During his time at Dens, Bobby was unfortunate not to gain any full caps for Scotland as he was in the frame to be picked for a World Cup qualifying tie but a broken wrist put paid to that.
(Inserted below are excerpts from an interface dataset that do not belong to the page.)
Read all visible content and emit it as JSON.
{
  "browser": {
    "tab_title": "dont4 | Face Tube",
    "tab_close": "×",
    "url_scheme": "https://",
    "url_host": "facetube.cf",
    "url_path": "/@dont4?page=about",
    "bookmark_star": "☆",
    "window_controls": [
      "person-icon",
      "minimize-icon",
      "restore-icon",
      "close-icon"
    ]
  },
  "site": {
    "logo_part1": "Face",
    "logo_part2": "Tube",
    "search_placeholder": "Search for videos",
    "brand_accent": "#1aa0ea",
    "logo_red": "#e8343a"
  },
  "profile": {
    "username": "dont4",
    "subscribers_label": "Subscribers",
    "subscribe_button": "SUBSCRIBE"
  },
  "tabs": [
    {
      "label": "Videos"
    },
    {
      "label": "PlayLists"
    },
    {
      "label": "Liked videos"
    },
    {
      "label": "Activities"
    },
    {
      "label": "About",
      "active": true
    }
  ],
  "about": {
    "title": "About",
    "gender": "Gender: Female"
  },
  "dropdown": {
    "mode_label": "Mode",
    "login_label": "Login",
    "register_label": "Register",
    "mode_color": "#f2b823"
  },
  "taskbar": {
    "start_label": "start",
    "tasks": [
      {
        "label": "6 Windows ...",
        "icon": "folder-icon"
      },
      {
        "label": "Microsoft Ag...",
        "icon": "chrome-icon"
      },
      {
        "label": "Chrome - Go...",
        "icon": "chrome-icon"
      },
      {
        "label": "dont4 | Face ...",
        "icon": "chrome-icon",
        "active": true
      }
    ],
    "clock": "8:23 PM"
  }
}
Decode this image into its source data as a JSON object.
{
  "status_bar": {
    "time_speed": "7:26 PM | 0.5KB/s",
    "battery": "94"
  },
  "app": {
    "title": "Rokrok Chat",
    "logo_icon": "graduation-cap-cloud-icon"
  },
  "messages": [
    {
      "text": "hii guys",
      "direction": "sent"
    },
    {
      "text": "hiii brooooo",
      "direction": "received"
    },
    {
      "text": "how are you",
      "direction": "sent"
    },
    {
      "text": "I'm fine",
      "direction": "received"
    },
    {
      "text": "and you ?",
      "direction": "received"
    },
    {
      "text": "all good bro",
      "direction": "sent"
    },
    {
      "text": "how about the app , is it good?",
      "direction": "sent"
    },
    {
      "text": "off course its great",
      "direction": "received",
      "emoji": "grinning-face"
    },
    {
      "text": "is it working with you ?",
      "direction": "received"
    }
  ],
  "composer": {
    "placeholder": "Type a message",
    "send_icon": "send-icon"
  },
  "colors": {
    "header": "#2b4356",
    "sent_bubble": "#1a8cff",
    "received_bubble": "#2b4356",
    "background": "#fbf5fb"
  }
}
He did however make one appearance for the Scottish League against the full Scottish side in 1962 when these matches were used as ‘trial’ internationals but the full honours never came despite his good form at Dens.
Upon retiring however Bobby remained at Dens as part of the coaching staff under new manager Bobby Ancell, having gained coaching certificates from both the English and Scottish F.A.s but it was not long before his qualities were realised elsewhere and Scott Symon tempted him to Ibrox to fulfil a similar role with Rangers.
Bobby however resigned his position in 1967 in protest at the unceremonious sacking of Symon who was replaced by future cup winning Dundee manager Davie White and he headed back down to Lancashire to take up his first managerial post at Preston North End.
Bobby left Deepdale in 1970 and following a short spell in charge of the Scottish national youth team took up the reigns at Hearts where he stayed for five years before leaving the game for good to set up a chiropodist business in Broughty Ferry having trained in that particular branch of medicine while at Burnley.
Despite winning the league at Burnley in 1959/60, Bobby was denied a league medal at the time due to a dispute with the then chairman Bob Lord which had subsequently prompted his move to Dens but in October 1999 was belatedly presented with a medal in a public ceremony prior to a home match against Bristol City.
One of the gentlemen of the game who was never booked, Bobby is listed on Burnley’s website as one of their all time greats and holds a similar place in the history of Dundee F.C. as one of the men to make Dundee, Champions of Scotland.
With a passing game ahead of its time, Bobby will always be remembered as one of the lynch pins who supplied the ammunition for the likes of Gilzean and Cousin and co. and is a Dark Blue legend in is own right who is regularly welcomed back to various functions at the Club.
Honours at Dundee:
European Cup semi-final: 1962/63
Scottish Cup runner-up: 1964
Scottish League appearance: 1
League: 134, 5 goals
Scottish Cup: 6
League Cup: 13
Totals: 197, 5 goals